4/11/2017 - Okay, today's idea is weird. Real weird. Buckle in, kiddos.
This actually started as an idea for a pre-extant game, but then I thought of aftermath and meld, and realized it could be a Magic mechanic. What if you had a split card where the left half is always playable, and the right half represents half a card, so that if you play two of these things together, you get to put those two halves together and win a bonus card?
I was originally thinking all the parts would be sorceries or instants, but to make meld modular (which is clearly more fun), you kind of need a creature because of the way abilities stack—both in terms of gameplay and visual presentation on the card. That has the side-effect that the other halves of the cards will be sitting on the board, book-casing your creature. We could try to ignore them, of course, but that's pretty ugly. (And ostensibly verboten for sorceries and instants.)
What if instead of the primary half of each splitmeld card being a sorcery/instant, they were something that belongs on the battlefield? If they were lands or creatures, you could never tap your three permanents independently. But they could be non-tapping artifacts or just regular everyday enchantments.
Imagine the right side of this card is just the top half of a creature:
And imagine the right side of this card is just the bottom half:
If at any time you control both Lunging and Hunting, their two loose halves combine and you get a 6/6 Rager at no additional cost. You still have Lunging and Hunting, so assuming you have no other permanents, you've got a 6/6 with haste, trample, 2 points of first-first-strike, and one free fight.
(We could also arrange the cards so the split is vertical, the first half being simply very narrow, or sideways, and the meld half being the left- or right-half of a complete creature card.)
Add just one more top- and one more bottom-half and you've got four possible combinations.
All of these cards are enchantment creatures at all times, except when you have an unmelded enchantment on the battlefield. That helps with things like delirium and type-specific tutor effects, but it also makes these creatures vulnerable not just to Murder effects, but also Naturalize effects, since taking out either enchantment would end the creature.

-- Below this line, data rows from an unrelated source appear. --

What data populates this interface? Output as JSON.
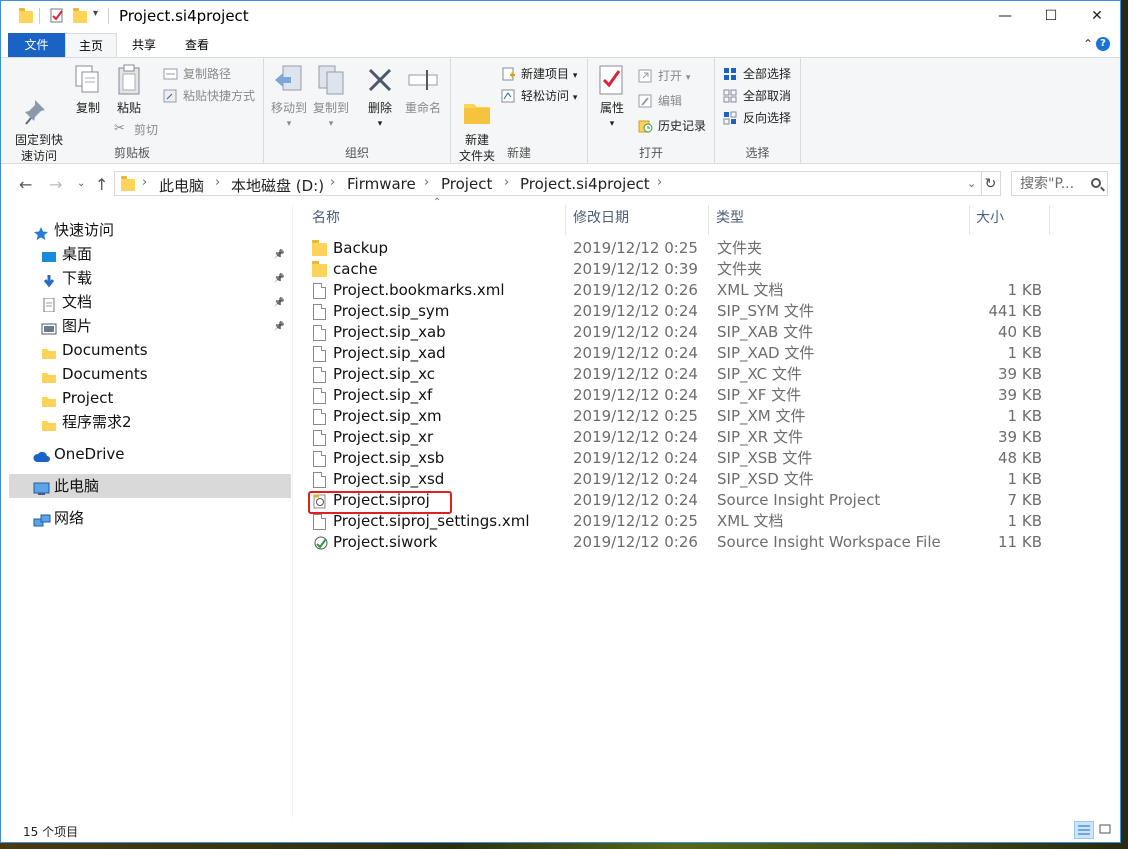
{
  "window": {
    "title": "Project.si4project"
  },
  "controls": {
    "minimize": "—",
    "maximize": "☐",
    "close": "✕"
  },
  "menu": {
    "file": "文件",
    "home": "主页",
    "share": "共享",
    "view": "查看"
  },
  "ribbon": {
    "clipboard": {
      "label": "剪贴板",
      "pin": "固定到快\n速访问",
      "copy": "复制",
      "paste": "粘贴",
      "copy_path": "复制路径",
      "paste_shortcut": "粘贴快捷方式",
      "cut": "剪切"
    },
    "organize": {
      "label": "组织",
      "move_to": "移动到",
      "copy_to": "复制到",
      "delete": "删除",
      "rename": "重命名"
    },
    "new": {
      "label": "新建",
      "new_folder": "新建\n文件夹",
      "new_item": "新建项目",
      "easy_access": "轻松访问"
    },
    "open": {
      "label": "打开",
      "properties": "属性",
      "open": "打开",
      "edit": "编辑",
      "history": "历史记录"
    },
    "select": {
      "label": "选择",
      "select_all": "全部选择",
      "select_none": "全部取消",
      "invert": "反向选择"
    }
  },
  "breadcrumb": [
    "此电脑",
    "本地磁盘 (D:)",
    "Firmware",
    "Project",
    "Project.si4project"
  ],
  "search": {
    "placeholder": "搜索\"P..."
  },
  "sidebar": [
    {
      "label": "快速访问",
      "icon": "star-icon",
      "pinned": false
    },
    {
      "label": "桌面",
      "icon": "desktop-icon",
      "pinned": true
    },
    {
      "label": "下载",
      "icon": "download-icon",
      "pinned": true
    },
    {
      "label": "文档",
      "icon": "document-icon",
      "pinned": true
    },
    {
      "label": "图片",
      "icon": "picture-icon",
      "pinned": true
    },
    {
      "label": "Documents",
      "icon": "folder-icon",
      "pinned": false
    },
    {
      "label": "Documents",
      "icon": "folder-icon",
      "pinned": false
    },
    {
      "label": "Project",
      "icon": "folder-icon",
      "pinned": false
    },
    {
      "label": "程序需求2",
      "icon": "folder-icon",
      "pinned": false
    },
    {
      "label": "OneDrive",
      "icon": "cloud-icon",
      "pinned": false
    },
    {
      "label": "此电脑",
      "icon": "computer-icon",
      "pinned": false,
      "selected": true
    },
    {
      "label": "网络",
      "icon": "network-icon",
      "pinned": false
    }
  ],
  "columns": {
    "name": "名称",
    "date": "修改日期",
    "type": "类型",
    "size": "大小"
  },
  "files": [
    {
      "name": "Backup",
      "date": "2019/12/12 0:25",
      "type": "文件夹",
      "size": "",
      "icon": "folder-icon"
    },
    {
      "name": "cache",
      "date": "2019/12/12 0:39",
      "type": "文件夹",
      "size": "",
      "icon": "folder-icon"
    },
    {
      "name": "Project.bookmarks.xml",
      "date": "2019/12/12 0:26",
      "type": "XML 文档",
      "size": "1 KB",
      "icon": "file-icon"
    },
    {
      "name": "Project.sip_sym",
      "date": "2019/12/12 0:24",
      "type": "SIP_SYM 文件",
      "size": "441 KB",
      "icon": "file-icon"
    },
    {
      "name": "Project.sip_xab",
      "date": "2019/12/12 0:24",
      "type": "SIP_XAB 文件",
      "size": "40 KB",
      "icon": "file-icon"
    },
    {
      "name": "Project.sip_xad",
      "date": "2019/12/12 0:24",
      "type": "SIP_XAD 文件",
      "size": "1 KB",
      "icon": "file-icon"
    },
    {
      "name": "Project.sip_xc",
      "date": "2019/12/12 0:24",
      "type": "SIP_XC 文件",
      "size": "39 KB",
      "icon": "file-icon"
    },
    {
      "name": "Project.sip_xf",
      "date": "2019/12/12 0:24",
      "type": "SIP_XF 文件",
      "size": "39 KB",
      "icon": "file-icon"
    },
    {
      "name": "Project.sip_xm",
      "date": "2019/12/12 0:25",
      "type": "SIP_XM 文件",
      "size": "1 KB",
      "icon": "file-icon"
    },
    {
      "name": "Project.sip_xr",
      "date": "2019/12/12 0:24",
      "type": "SIP_XR 文件",
      "size": "39 KB",
      "icon": "file-icon"
    },
    {
      "name": "Project.sip_xsb",
      "date": "2019/12/12 0:24",
      "type": "SIP_XSB 文件",
      "size": "48 KB",
      "icon": "file-icon"
    },
    {
      "name": "Project.sip_xsd",
      "date": "2019/12/12 0:24",
      "type": "SIP_XSD 文件",
      "size": "1 KB",
      "icon": "file-icon"
    },
    {
      "name": "Project.siproj",
      "date": "2019/12/12 0:24",
      "type": "Source Insight Project",
      "size": "7 KB",
      "icon": "siproj-icon"
    },
    {
      "name": "Project.siproj_settings.xml",
      "date": "2019/12/12 0:25",
      "type": "XML 文档",
      "size": "1 KB",
      "icon": "file-icon"
    },
    {
      "name": "Project.siwork",
      "date": "2019/12/12 0:26",
      "type": "Source Insight Workspace File",
      "size": "11 KB",
      "icon": "siwork-icon"
    }
  ],
  "status": {
    "count": "15 个项目"
  },
  "colors": {
    "accent": "#1a63c4",
    "highlight": "#e02020",
    "selected": "#d9d9d9"
  }
}
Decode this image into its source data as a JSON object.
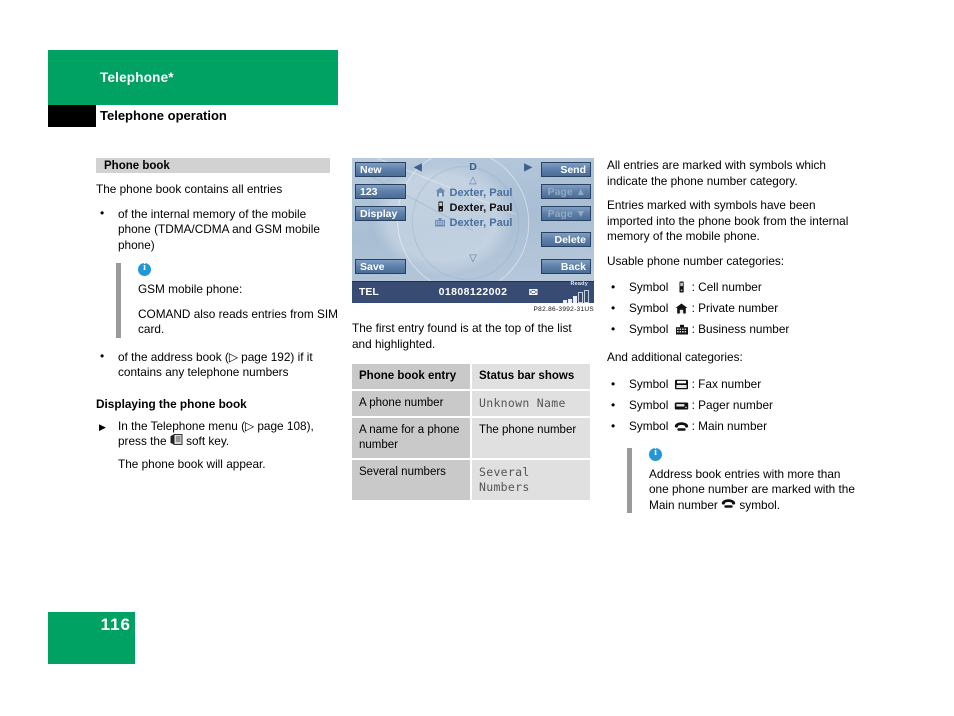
{
  "header": {
    "chapter": "Telephone*",
    "section": "Telephone operation",
    "green": "#00a264"
  },
  "left": {
    "section_bar": "Phone book",
    "intro": "The phone book contains all entries",
    "bullets": [
      "of the internal memory of the mobile phone (TDMA/CDMA and GSM mobile phone)"
    ],
    "info": {
      "icon": "info-circle-icon",
      "line1": "GSM mobile phone:",
      "line2": "COMAND also reads entries from SIM card."
    },
    "bullet2": "of the address book (▷ page 192) if it contains any telephone numbers",
    "subhead": "Displaying the phone book",
    "step_pre": "In the Telephone menu (▷ page 108), press the ",
    "step_post": " soft key.",
    "step_icon": "phonebook-softkey-icon",
    "result": "The phone book will appear."
  },
  "screen": {
    "softkeys_left": [
      {
        "label": "New",
        "disabled": false
      },
      {
        "label": "123",
        "disabled": false
      },
      {
        "label": "Display",
        "disabled": false
      },
      {
        "label": "Save",
        "disabled": false
      }
    ],
    "softkeys_right": [
      {
        "label": "Send",
        "disabled": false
      },
      {
        "label": "Page ▲",
        "disabled": true
      },
      {
        "label": "Page ▼",
        "disabled": true
      },
      {
        "label": "Delete",
        "disabled": false
      },
      {
        "label": "Back",
        "disabled": false
      }
    ],
    "nav_letter": "D",
    "nav_left_icon": "triangle-left-icon",
    "nav_right_icon": "triangle-right-icon",
    "scroll_up_icon": "triangle-up-outline-icon",
    "scroll_down_icon": "triangle-down-outline-icon",
    "entries": [
      {
        "symbol": "private-home-icon",
        "name": "Dexter, Paul",
        "selected": false
      },
      {
        "symbol": "cell-phone-icon",
        "name": "Dexter, Paul",
        "selected": true
      },
      {
        "symbol": "business-icon",
        "name": "Dexter, Paul",
        "selected": false
      }
    ],
    "status": {
      "mode": "TEL",
      "number": "01808122002",
      "envelope_icon": "envelope-icon",
      "ready_label": "Ready",
      "signal_icon": "signal-bars-icon"
    },
    "figure_caption": "P82.86-3992-31US"
  },
  "middle": {
    "caption_text": "The first entry found is at the top of the list and highlighted.",
    "table": {
      "headers": [
        "Phone book entry",
        "Status bar shows"
      ],
      "rows": [
        [
          "A phone number",
          "Unknown Name"
        ],
        [
          "A name for a phone number",
          "The phone number"
        ],
        [
          "Several numbers",
          "Several Numbers"
        ]
      ],
      "mono_cells": [
        true,
        false,
        true
      ]
    }
  },
  "right": {
    "para1": "All entries are marked with symbols which indicate the phone number category.",
    "para2": "Entries marked with symbols have been imported into the phone book from the internal memory of the mobile phone.",
    "para3": "Usable phone number categories:",
    "categories": [
      {
        "prefix": "Symbol",
        "icon": "cell-phone-icon",
        "label": ": Cell number"
      },
      {
        "prefix": "Symbol",
        "icon": "private-home-icon",
        "label": ": Private number"
      },
      {
        "prefix": "Symbol",
        "icon": "business-icon",
        "label": ": Business number"
      }
    ],
    "para4": "And additional categories:",
    "additional": [
      {
        "prefix": "Symbol",
        "icon": "fax-icon",
        "label": ": Fax number"
      },
      {
        "prefix": "Symbol",
        "icon": "pager-icon",
        "label": ": Pager number"
      },
      {
        "prefix": "Symbol",
        "icon": "main-phone-icon",
        "label": ": Main number"
      }
    ],
    "info": {
      "icon": "info-circle-icon",
      "text_pre": "Address book entries with more than one phone number are marked with the Main number ",
      "text_post": " symbol.",
      "inline_icon": "main-phone-icon"
    }
  },
  "footer": {
    "page_number": "116"
  }
}
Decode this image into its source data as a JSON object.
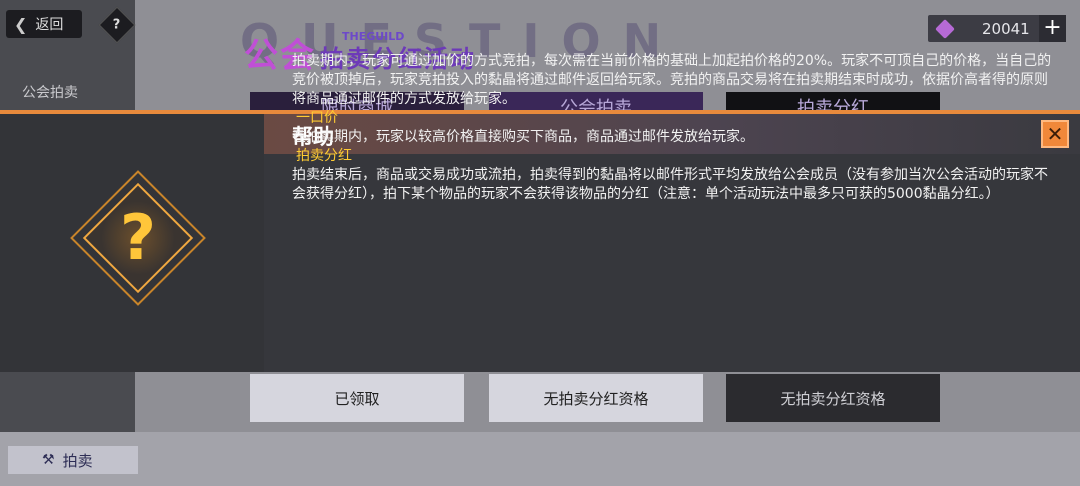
{
  "header": {
    "back_label": "返回",
    "help_icon_label": "?",
    "banner_ghost": "QUESTION",
    "banner_title": "公会",
    "banner_guild": "THEGUILD",
    "banner_subtitle": "拍卖分红活动",
    "currency_amount": "20041",
    "plus_label": "+"
  },
  "sidebar": {
    "active_item": "公会拍卖"
  },
  "cards": [
    {
      "label": "限时商城"
    },
    {
      "label": "公会拍卖"
    },
    {
      "label": "拍卖分红"
    }
  ],
  "bottom_buttons": [
    {
      "label": "已领取"
    },
    {
      "label": "无拍卖分红资格"
    },
    {
      "label": "无拍卖分红资格"
    }
  ],
  "bottom_tab": {
    "label": "拍卖"
  },
  "dialog": {
    "title": "帮助",
    "close_label": "✕",
    "paragraph1": "拍卖期内，玩家可通过加价的方式竞拍，每次需在当前价格的基础上加起拍价格的20%。玩家不可顶自己的价格，当自己的竞价被顶掉后，玩家竞拍投入的黏晶将通过邮件返回给玩家。竞拍的商品交易将在拍卖期结束时成功，依据价高者得的原则将商品通过邮件的方式发放给玩家。",
    "heading2": "一口价",
    "paragraph2": "在拍卖期内，玩家以较高价格直接购买下商品，商品通过邮件发放给玩家。",
    "heading3": "拍卖分红",
    "paragraph3": "拍卖结束后，商品或交易成功或流拍，拍卖得到的黏晶将以邮件形式平均发放给公会成员（没有参加当次公会活动的玩家不会获得分红），拍下某个物品的玩家不会获得该物品的分红（注意：单个活动玩法中最多只可获的5000黏晶分红。）"
  },
  "colors": {
    "accent_orange": "#e88a3c",
    "heading_yellow": "#ffcc33",
    "dialog_bg": "#3b3c41"
  }
}
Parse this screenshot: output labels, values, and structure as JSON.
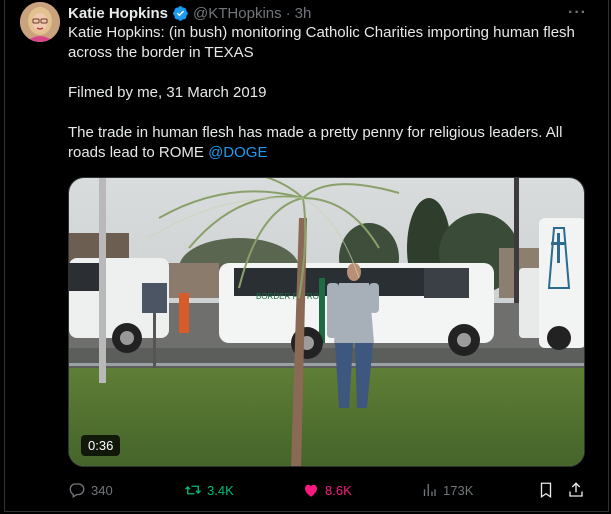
{
  "tweet": {
    "author_name": "Katie Hopkins",
    "handle": "@KTHopkins",
    "separator": "·",
    "time": "3h",
    "more_label": "···",
    "line1": "Katie Hopkins: (in bush) monitoring Catholic Charities importing human flesh across the border in TEXAS",
    "line2": "Filmed by me, 31 March 2019",
    "line3": "The trade in human flesh has made a pretty penny for religious leaders. All roads lead to ROME",
    "mention": "@DOGE"
  },
  "media": {
    "duration": "0:36",
    "van_logo_text": "BORDER PATROL"
  },
  "actions": {
    "replies": "340",
    "reposts": "3.4K",
    "likes": "8.6K",
    "views": "173K"
  },
  "colors": {
    "background": "#000000",
    "text": "#e7e9ea",
    "muted": "#71767b",
    "link": "#1d9bf0",
    "repost": "#00ba7c",
    "like": "#f91880"
  }
}
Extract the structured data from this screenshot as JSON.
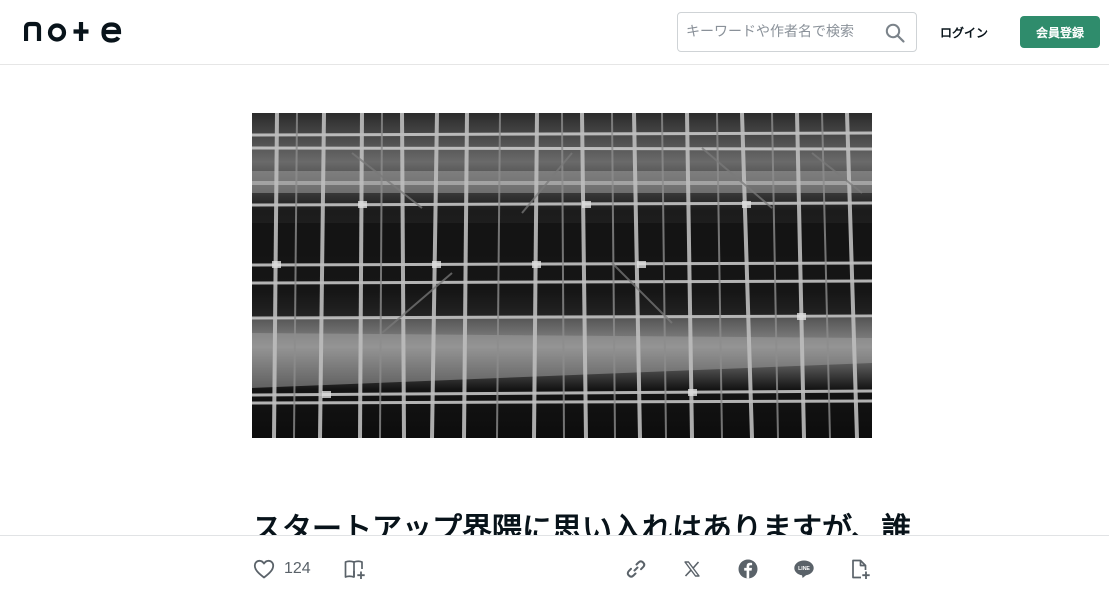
{
  "header": {
    "logo": "note",
    "search_placeholder": "キーワードや作者名で検索",
    "login_label": "ログイン",
    "signup_label": "会員登録",
    "brand_color": "#2f8c6c"
  },
  "article": {
    "title": "スタートアップ界隈に思い入れはありますが、誰"
  },
  "actions": {
    "like_count": "124",
    "icons": [
      "heart-icon",
      "magazine-add-icon",
      "link-icon",
      "x-icon",
      "facebook-icon",
      "line-icon",
      "note-add-icon"
    ]
  }
}
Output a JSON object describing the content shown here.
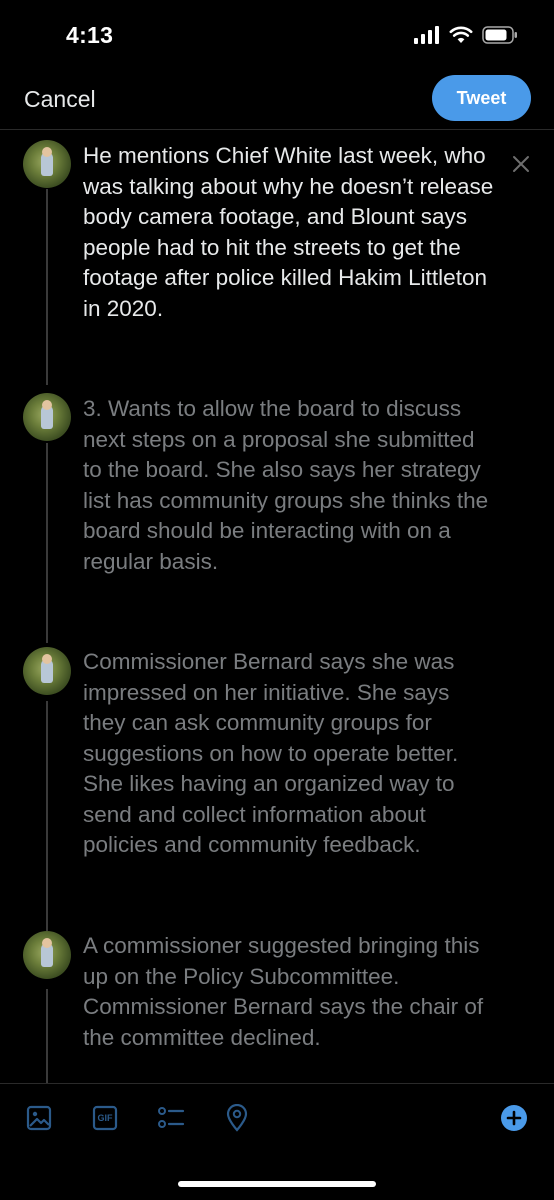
{
  "status_bar": {
    "time": "4:13"
  },
  "nav": {
    "cancel_label": "Cancel",
    "tweet_label": "Tweet"
  },
  "thread": {
    "tweets": [
      {
        "text": "He mentions Chief White last week, who was talking about why he doesn’t release body camera footage, and Blount says people had to hit the streets to get the footage after police killed Hakim Littleton in 2020."
      },
      {
        "text": "3. Wants to allow the board to discuss next steps on a proposal she submitted to the board. She also says her strategy list has community groups she thinks the board should be interacting with on a regular basis."
      },
      {
        "text": "Commissioner Bernard says she was impressed on her initiative. She says they can ask community groups for suggestions on how to operate better. She likes having an organized way to send and collect information about policies and community feedback."
      },
      {
        "text": "A commissioner suggested bringing this up on the Policy Subcommittee. Commissioner Bernard says the chair of the committee declined."
      }
    ]
  },
  "toolbar": {
    "icons": [
      "image-icon",
      "gif-icon",
      "poll-icon",
      "location-icon",
      "add-tweet-icon"
    ],
    "gif_label": "GIF"
  },
  "colors": {
    "accent": "#4a9ae9",
    "background": "#000000",
    "dim_text": "#7a7d80"
  }
}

What does happen when you Murder a melded creature? We could follow the existing meld rule and say both cards go to the graveyard, taking the enchantments with them. We could also just split the cards up, saying that creature is destroyed, but the enchantments remain. As tempting as that is, things get a lot more complicated with other kinds of creature removal. If the creature changes zones, shouldn't the cardboard its own follow? We could try and hack it and see the creature is treated like a token for purposes of state changes, but now things are wicked complicated.
Before I came to that conclusion, the question prompted me to think about how the two halves of such a creature would meld. Above, I was kind of hand-waving that it happened automatically as soon as you control both a top-half and a bottom-half, but it could be an activated effect, or a trigger with a cost/condition.
This is a swingy mechanic: You might get three cards for two, but you might never get a valid pairing. Or you might get your free creature, only to lose the whole shebang to a single Demystify. Like most of the Innistrad melds, we want a good portion of our splitmeld effects to either help us assemble our combos, or help protect them once we get them.
Seeing as how our enchantments are inclined to buff our creatures anyhow, what if they were auras instead of global effects?
Maybe you could cast one on a creature this turn, and the other next turn, and they would both slough off that creature and make a new creature, enchanting it automatically. Deadly Tougher Nightharpy would form a Vampire Nighthawk, for instance.
Finally, I have to note that this final solution isn't that much fundamentally different from the existing meld tech. If we just make these double-faced cards instead of split cards, they can flip to the creature side when you pair them up. You can even keep the back-side an enchantment creature with both abilities of the source cards, if you so choose—though that constraint falls away with our more consistent solution. Meld doesn't currently allow for mix-and-match combinations, but in fairness, I totally hand-waved significant art issues with splitmeld. Ah well. It was a fun exploration.